When asked about its internal documents denigrating carbon capture, as well as statements by a former chief executive also disparaging carbon capture and storage, an ExxonMobil spokesperson told The BMJ that the company is focused on achieving net zero greenhouse gas emissions with investments in carbon capture and storage, hydrogen, and biofuels. “We fund research at universities and for projects that align with society’s net zero ambitions,” they wrote, citing collaborations with Stanford, Princeton, and UC Berkeley.
Still, more than 80% of projects attempting to commercialise carbon capture and storage have failed, and MIT closed its carbon capture and sequestration technologies programme in 2016, after none of its several dozen projects had been commercially successful.2223
Meanwhile the movement on campus against fossil fuel funding is growing. “Young people don’t want to work in a lab that is funded by oil companies because these young people want to solve climate change,” says Stanford’s Franta, who recently joined the faculty at the University of Oxford. He said that climate scientists at elite universities have normalised financial relationships with oil and gas companies, and he expects universities to resist efforts to remove fossil fuel funding. “The universities that do that are going to see their reputations decline,” he tells The BMJ. “This is going to be an issue that is not going away.”
Gas sponsored research launches US fracking boom

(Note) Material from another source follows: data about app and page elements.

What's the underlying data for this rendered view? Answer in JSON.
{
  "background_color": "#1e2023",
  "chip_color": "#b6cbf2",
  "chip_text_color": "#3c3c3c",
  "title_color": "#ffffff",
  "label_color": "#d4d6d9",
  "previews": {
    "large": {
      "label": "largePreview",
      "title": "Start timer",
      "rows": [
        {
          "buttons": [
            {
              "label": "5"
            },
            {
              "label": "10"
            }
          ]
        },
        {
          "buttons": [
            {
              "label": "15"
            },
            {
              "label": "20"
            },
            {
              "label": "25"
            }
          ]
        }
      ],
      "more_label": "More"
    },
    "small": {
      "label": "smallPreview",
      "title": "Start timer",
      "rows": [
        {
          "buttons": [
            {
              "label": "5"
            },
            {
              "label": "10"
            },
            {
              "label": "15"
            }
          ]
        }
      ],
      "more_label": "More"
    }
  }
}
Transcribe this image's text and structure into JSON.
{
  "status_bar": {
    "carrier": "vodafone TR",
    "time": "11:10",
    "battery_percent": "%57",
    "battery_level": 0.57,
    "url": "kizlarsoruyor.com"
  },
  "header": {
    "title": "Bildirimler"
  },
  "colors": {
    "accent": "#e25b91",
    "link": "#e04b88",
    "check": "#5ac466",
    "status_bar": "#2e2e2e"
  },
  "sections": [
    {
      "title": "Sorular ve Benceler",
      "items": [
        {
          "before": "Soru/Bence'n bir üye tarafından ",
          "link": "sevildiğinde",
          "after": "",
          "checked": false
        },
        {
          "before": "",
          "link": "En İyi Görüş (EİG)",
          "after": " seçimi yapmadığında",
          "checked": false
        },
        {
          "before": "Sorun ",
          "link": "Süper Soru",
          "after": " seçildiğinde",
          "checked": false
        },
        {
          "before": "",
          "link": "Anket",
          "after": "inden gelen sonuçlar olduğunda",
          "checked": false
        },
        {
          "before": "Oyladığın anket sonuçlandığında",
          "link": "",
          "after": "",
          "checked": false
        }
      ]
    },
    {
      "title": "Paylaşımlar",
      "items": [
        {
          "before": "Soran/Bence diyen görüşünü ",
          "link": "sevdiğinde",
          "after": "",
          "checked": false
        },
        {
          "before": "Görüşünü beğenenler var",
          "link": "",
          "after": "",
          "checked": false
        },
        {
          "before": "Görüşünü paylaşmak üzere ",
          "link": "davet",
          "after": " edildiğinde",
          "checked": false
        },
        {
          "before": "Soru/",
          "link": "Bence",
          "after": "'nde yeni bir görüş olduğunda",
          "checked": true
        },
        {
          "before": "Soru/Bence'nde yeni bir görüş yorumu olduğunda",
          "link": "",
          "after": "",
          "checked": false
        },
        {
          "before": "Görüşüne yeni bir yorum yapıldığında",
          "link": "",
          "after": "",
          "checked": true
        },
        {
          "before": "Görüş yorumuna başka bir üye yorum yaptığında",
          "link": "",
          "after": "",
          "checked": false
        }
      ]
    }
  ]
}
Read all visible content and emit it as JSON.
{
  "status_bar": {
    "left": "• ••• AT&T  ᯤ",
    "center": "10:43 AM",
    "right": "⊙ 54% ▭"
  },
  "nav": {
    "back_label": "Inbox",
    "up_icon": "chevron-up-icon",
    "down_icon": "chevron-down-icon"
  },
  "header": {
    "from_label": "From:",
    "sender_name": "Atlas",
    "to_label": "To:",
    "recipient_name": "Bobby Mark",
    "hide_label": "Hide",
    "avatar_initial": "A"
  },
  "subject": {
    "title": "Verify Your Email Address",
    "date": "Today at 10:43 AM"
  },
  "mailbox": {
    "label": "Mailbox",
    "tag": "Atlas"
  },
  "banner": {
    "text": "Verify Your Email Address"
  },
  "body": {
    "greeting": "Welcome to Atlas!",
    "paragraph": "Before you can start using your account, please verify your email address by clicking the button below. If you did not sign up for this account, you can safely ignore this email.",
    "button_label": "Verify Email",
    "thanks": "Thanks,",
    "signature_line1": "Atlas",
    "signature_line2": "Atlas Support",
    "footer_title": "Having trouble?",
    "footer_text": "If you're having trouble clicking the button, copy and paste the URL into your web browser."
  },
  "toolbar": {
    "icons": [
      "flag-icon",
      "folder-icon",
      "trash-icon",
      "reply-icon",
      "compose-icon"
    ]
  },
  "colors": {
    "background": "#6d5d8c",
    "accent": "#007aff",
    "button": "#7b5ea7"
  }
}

Fossil fuel money can serve as much more than an alleged research distraction. In at least one case, fossil fuel funded academics shifted national policy.
In 2011, MIT’s Energy Initiative released a report that found natural gas could replace coal by “reducing carbon dioxide emissions, acting as a ‘bridge’ to a low-carbon future.”24 The report dismissed a study by Cornell researchers25 that found natural gas was actually more harmful to the climate because of methane leaks.26 Bolstered by the MIT study, the narrative that “gas was green” took hold in the US. The next year, President Obama referenced the findings in his State of the Union address, and MIT’s Ernest Moniz, who oversaw the report, was appointed secretary of energy, kicking off a fracking boom.26
Today, we know that report had many flaws. “Natural gas has been portrayed as a bridge to the future,” wrote medical experts in a 2020 essay in the New England Journal of Medicine. “The data now show that it is only a tether to the past.”27
In a recent documentary, Moniz refused to discuss the report’s flaws or its funding, which he called “transparent.”26 The report’s major funder, it turned out, was a non-profit started by the natural gas industry.
In response to questions from The BMJ, MIT stated that it stands behind the 2011 paper, adding that gas will continue to serve an important role in helping to deploy and support solar and wind energy sources. However, many experts contacted for this article cite the MIT paper as an example of fossil fuel companies funding research to protect their products, much like tobacco did half a century ago. “It’s exactly like that,” said Mark Jacobson, from Stanford. “The key is to counter it.”
Editorial note: More than 30 years ago, an editorial in The BMJ warned about the negative impacts of climate change on health (doi:10.1136/bmj.302.6778.669). And in 2020, The BMJ launched a campaign calling for divestment from fossil fuels (https://www.bmj.com/divestment).
Competing interests: I have read and understood BMJ policy on declaration of interests and have no relevant interests to declare.
Provenance and peer review: Commissioned; externally peer reviewed.
This feature has been funded by the BMJ Investigations Unit. For details see bmj.com/investigations.